The movement disbanded after Yoshihara's sudden death in 1972. Many Gutai artists, feeling that they were now part of the establishment they had originally been so eager to rebel against, founded new movements and made fresh works that ensured their continuing cultural relevance. Shozo Shimamoto, for example, created a new collective known as the Artists' Union, while a 1979 exhibition called Jirõ Yoshihara and Today's Aspects of Gutai showed almost entirely new painting, performance, and conceptual works by former members.
Gutai is now acknowledged as one of the most influential movements in art, and has had an enormous impact on contemporary practice both in Japan and around the world.
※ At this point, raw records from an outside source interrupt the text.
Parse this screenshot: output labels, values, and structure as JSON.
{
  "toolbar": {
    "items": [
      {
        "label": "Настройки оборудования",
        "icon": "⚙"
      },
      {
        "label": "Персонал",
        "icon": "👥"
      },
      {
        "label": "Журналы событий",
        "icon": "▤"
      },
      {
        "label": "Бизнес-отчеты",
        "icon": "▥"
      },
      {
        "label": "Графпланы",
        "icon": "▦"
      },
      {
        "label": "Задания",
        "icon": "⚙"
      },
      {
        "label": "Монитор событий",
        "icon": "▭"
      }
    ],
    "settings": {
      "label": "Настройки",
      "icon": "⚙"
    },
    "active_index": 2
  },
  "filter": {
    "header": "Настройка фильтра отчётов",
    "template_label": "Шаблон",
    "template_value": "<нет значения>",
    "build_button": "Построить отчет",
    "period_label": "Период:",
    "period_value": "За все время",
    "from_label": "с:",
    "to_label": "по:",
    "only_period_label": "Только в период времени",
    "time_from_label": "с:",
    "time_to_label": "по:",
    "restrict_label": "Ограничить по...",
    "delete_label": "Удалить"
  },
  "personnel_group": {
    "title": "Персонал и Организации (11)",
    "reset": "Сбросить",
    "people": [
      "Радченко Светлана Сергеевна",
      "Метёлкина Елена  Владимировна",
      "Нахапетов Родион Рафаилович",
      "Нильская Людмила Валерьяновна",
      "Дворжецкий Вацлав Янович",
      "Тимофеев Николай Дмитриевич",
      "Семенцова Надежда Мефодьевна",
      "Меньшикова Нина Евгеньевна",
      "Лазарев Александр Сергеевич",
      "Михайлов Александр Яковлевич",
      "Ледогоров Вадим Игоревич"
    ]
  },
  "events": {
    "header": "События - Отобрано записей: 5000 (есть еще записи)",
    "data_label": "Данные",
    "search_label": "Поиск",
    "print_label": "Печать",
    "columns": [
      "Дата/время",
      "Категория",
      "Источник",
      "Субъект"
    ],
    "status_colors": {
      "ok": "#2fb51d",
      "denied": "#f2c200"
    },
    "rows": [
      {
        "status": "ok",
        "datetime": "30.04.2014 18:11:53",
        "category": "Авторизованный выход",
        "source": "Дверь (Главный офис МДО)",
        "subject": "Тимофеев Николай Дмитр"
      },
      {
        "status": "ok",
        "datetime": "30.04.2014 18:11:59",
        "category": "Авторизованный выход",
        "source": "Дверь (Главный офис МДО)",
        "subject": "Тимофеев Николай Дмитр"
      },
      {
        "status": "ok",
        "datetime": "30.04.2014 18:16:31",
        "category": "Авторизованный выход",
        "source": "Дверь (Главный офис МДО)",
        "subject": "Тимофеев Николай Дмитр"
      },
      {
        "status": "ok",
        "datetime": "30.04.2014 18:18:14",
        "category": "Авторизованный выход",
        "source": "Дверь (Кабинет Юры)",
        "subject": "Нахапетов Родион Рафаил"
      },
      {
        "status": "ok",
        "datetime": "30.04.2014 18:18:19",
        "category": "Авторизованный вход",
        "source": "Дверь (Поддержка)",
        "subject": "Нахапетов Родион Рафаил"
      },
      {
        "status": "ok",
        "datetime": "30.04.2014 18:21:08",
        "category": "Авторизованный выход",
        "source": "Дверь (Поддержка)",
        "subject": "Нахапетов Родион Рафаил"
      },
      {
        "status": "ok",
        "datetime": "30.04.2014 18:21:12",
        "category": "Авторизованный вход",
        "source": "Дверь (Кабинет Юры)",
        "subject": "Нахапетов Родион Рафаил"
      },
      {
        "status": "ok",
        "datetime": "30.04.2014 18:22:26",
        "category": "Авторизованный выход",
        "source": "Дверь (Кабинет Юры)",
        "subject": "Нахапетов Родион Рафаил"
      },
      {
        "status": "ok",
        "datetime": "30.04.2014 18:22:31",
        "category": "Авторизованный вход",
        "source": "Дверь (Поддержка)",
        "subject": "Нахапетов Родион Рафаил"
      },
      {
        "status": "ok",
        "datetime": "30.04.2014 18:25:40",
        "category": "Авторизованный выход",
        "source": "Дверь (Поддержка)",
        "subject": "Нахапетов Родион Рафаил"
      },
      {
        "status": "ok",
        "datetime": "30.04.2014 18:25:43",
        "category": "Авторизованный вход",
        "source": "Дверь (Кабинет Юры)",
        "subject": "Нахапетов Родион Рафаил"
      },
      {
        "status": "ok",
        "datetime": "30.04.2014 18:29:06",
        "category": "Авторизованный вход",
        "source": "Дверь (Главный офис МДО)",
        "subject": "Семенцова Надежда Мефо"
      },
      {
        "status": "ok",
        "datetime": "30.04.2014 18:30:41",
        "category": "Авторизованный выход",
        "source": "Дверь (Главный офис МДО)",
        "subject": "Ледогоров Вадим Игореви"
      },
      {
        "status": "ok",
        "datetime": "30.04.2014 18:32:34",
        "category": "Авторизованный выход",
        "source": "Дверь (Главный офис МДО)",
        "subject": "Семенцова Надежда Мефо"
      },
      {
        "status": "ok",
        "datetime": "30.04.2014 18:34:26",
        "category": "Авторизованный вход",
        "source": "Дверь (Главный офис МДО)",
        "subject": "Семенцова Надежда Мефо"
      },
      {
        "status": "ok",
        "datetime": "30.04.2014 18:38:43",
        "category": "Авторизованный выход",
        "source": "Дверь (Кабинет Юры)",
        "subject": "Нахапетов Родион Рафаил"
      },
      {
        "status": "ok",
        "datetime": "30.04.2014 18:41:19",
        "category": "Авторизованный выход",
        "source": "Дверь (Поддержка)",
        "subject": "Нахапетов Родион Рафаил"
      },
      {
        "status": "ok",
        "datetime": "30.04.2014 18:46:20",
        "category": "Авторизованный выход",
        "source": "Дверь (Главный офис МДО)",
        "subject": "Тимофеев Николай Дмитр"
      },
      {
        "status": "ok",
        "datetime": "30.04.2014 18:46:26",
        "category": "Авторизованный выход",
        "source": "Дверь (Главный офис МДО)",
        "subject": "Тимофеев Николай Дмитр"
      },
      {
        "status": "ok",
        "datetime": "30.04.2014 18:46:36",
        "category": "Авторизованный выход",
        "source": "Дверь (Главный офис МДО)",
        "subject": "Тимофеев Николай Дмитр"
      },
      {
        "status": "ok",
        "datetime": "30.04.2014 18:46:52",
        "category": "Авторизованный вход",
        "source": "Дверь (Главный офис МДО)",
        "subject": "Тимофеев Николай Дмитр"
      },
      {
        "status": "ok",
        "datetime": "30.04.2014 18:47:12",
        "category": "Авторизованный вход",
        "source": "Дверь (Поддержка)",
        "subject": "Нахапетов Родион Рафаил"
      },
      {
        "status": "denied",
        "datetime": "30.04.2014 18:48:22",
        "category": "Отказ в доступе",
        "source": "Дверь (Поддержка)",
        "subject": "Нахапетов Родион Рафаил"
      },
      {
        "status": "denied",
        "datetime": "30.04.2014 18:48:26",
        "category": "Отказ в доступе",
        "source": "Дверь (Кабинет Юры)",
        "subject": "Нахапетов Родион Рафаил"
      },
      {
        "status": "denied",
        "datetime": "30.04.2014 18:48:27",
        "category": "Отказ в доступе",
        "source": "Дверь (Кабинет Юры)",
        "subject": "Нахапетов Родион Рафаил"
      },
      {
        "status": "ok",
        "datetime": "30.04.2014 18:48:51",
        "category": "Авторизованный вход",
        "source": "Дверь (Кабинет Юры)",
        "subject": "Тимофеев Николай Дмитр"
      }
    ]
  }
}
Its impact on more famous, 20th century performance art movements such as Happenings, Fluxus, and Viennese Actionism, as well as on the conceptual art of the 1970s, is now widely recognized. Kaprow in particular cited the group as a direct influence, sharing their desire to push beyond the Action Painting of Pollock into more experimental territory.
The group's political engagement, their liberal attitudes to art education, and above all their promotion of pure, unbridled creative freedom for all are issues that continue to be relevant as are their concept of e to liberate painting from its historical constraints, their groundbreaking performances, and their democratic ideas about how art should be made and shown. Relational art and the engaged performance practices of Tino Sehgal or Rirkrit Tiravanija, for example, all owe a clear debt to Gutai.
Reflecting this continued artistic importance, there has been a resurgence of interest in the movement at important international institutions in the last few years, with a survey show at the Guggenheim in New York in 2013, a retrospective room at the 2009 Venice Biennale, and several high profile publications by contemporary art historians.